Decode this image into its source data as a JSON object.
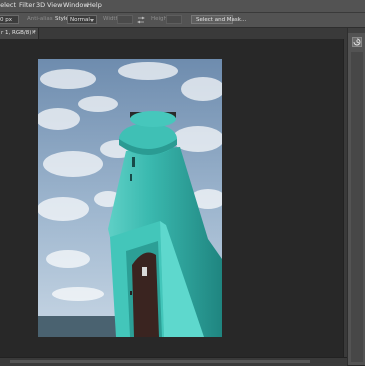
{
  "menu": [
    "Select",
    "Filter",
    "3D",
    "View",
    "Window",
    "Help"
  ],
  "options": {
    "tolerance_value": "0 px",
    "anti_alias_label": "Anti-alias",
    "style_label": "Style:",
    "style_value": "Normal",
    "width_label": "Width:",
    "height_label": "Height:",
    "select_mask_label": "Select and Mask..."
  },
  "document": {
    "tab_label": "r 1, RGB/8) *",
    "close_glyph": "×"
  },
  "colors": {
    "sky_top": "#6e8cae",
    "sky_bottom": "#c7d6e4",
    "lighthouse_teal": "#34b3aa",
    "sea": "#4a6270"
  },
  "icons": [
    "swap-arrows-icon",
    "history-icon",
    "chevron-down-icon",
    "close-icon"
  ]
}
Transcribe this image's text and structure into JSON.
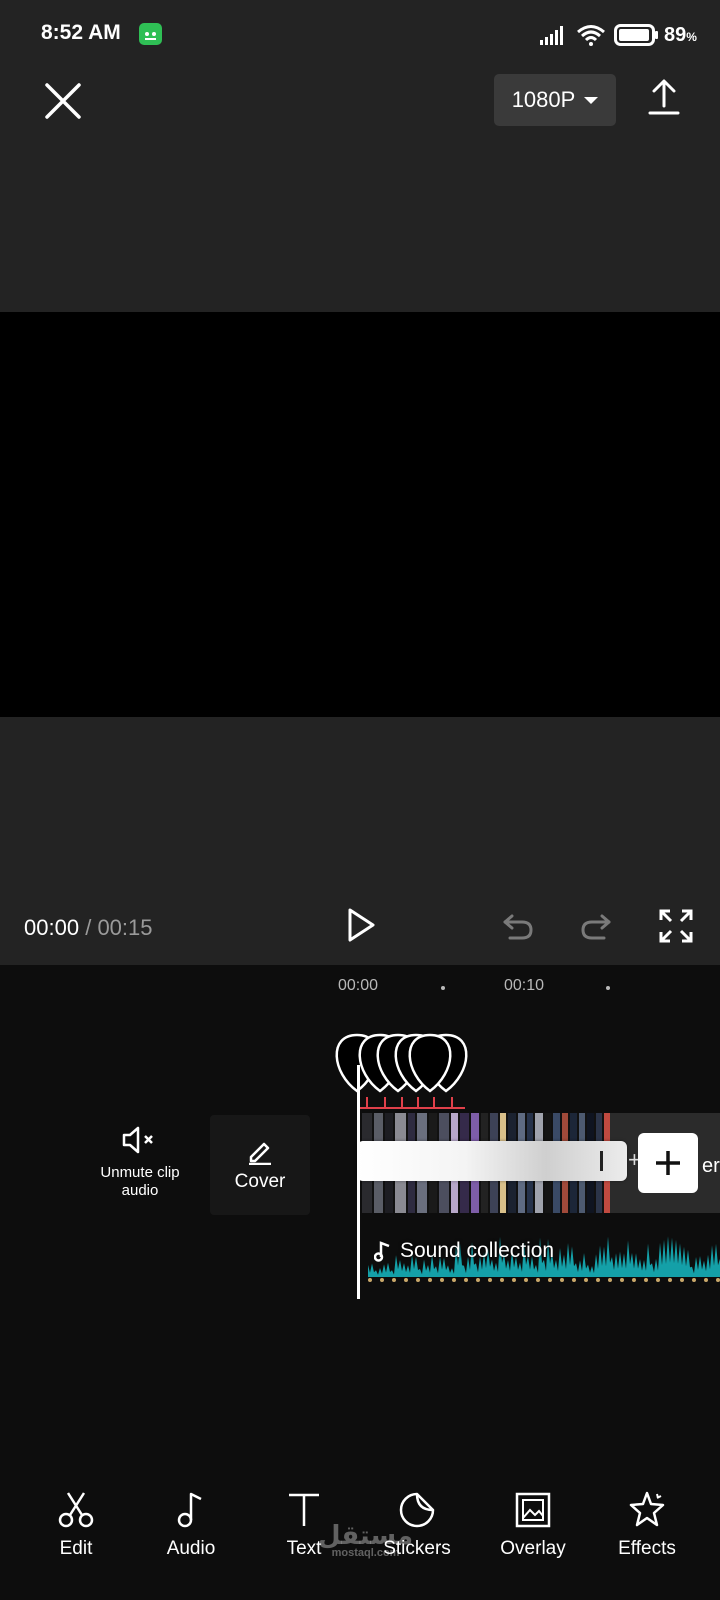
{
  "status_bar": {
    "time": "8:52 AM",
    "battery_percent": "89",
    "battery_unit": "%",
    "icons": [
      "app-notification-icon",
      "signal-icon",
      "wifi-icon",
      "battery-icon"
    ]
  },
  "toolbar": {
    "resolution": "1080P",
    "close_icon": "close-icon",
    "export_icon": "export-icon"
  },
  "playback": {
    "current_time": "00:00",
    "separator": "/",
    "total_time": "00:15"
  },
  "timeline": {
    "ruler": [
      "00:00",
      "00:10"
    ],
    "mute_label": "Unmute clip audio",
    "cover_label": "Cover",
    "audio_track_label": "Sound collection",
    "end_text": "er",
    "small_plus": "+"
  },
  "bottom_toolbar": {
    "items": [
      {
        "label": "Edit",
        "icon": "scissors-icon"
      },
      {
        "label": "Audio",
        "icon": "music-note-icon"
      },
      {
        "label": "Text",
        "icon": "text-icon"
      },
      {
        "label": "Stickers",
        "icon": "sticker-icon"
      },
      {
        "label": "Overlay",
        "icon": "overlay-icon"
      },
      {
        "label": "Effects",
        "icon": "effects-star-icon"
      }
    ]
  },
  "watermark": {
    "text": "مستقل",
    "subtext": "mostaql.com"
  },
  "colors": {
    "background": "#232323",
    "timeline_background": "#0d0d0d",
    "audio_waveform": "#14a0a8",
    "marker_red": "#e0404a"
  }
}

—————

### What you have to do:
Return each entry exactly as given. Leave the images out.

### Answer space:
Decode this image into its source data as a JSON object.
{
  "menu": [
    "Select",
    "Filter",
    "3D",
    "View",
    "Window",
    "Help"
  ],
  "options": {
    "tolerance_value": "0 px",
    "anti_alias_label": "Anti-alias",
    "style_label": "Style:",
    "style_value": "Normal",
    "width_label": "Width:",
    "height_label": "Height:",
    "select_mask_label": "Select and Mask..."
  },
  "document": {
    "tab_label": "r 1, RGB/8) *",
    "close_glyph": "×"
  },
  "colors": {
    "sky_top": "#6e8cae",
    "sky_bottom": "#c7d6e4",
    "lighthouse_teal": "#34b3aa",
    "sea": "#4a6270"
  },
  "icons": [
    "swap-arrows-icon",
    "history-icon",
    "chevron-down-icon",
    "close-icon"
  ]
}
Transcribe this image's text and structure into JSON.
{
  "status_bar": {
    "time": "8:52 AM",
    "battery_percent": "89",
    "battery_unit": "%",
    "icons": [
      "app-notification-icon",
      "signal-icon",
      "wifi-icon",
      "battery-icon"
    ]
  },
  "toolbar": {
    "resolution": "1080P",
    "close_icon": "close-icon",
    "export_icon": "export-icon"
  },
  "playback": {
    "current_time": "00:00",
    "separator": "/",
    "total_time": "00:15"
  },
  "timeline": {
    "ruler": [
      "00:00",
      "00:10"
    ],
    "mute_label": "Unmute clip audio",
    "cover_label": "Cover",
    "audio_track_label": "Sound collection",
    "end_text": "er",
    "small_plus": "+"
  },
  "bottom_toolbar": {
    "items": [
      {
        "label": "Edit",
        "icon": "scissors-icon"
      },
      {
        "label": "Audio",
        "icon": "music-note-icon"
      },
      {
        "label": "Text",
        "icon": "text-icon"
      },
      {
        "label": "Stickers",
        "icon": "sticker-icon"
      },
      {
        "label": "Overlay",
        "icon": "overlay-icon"
      },
      {
        "label": "Effects",
        "icon": "effects-star-icon"
      }
    ]
  },
  "watermark": {
    "text": "مستقل",
    "subtext": "mostaql.com"
  },
  "colors": {
    "background": "#232323",
    "timeline_background": "#0d0d0d",
    "audio_waveform": "#14a0a8",
    "marker_red": "#e0404a"
  }
}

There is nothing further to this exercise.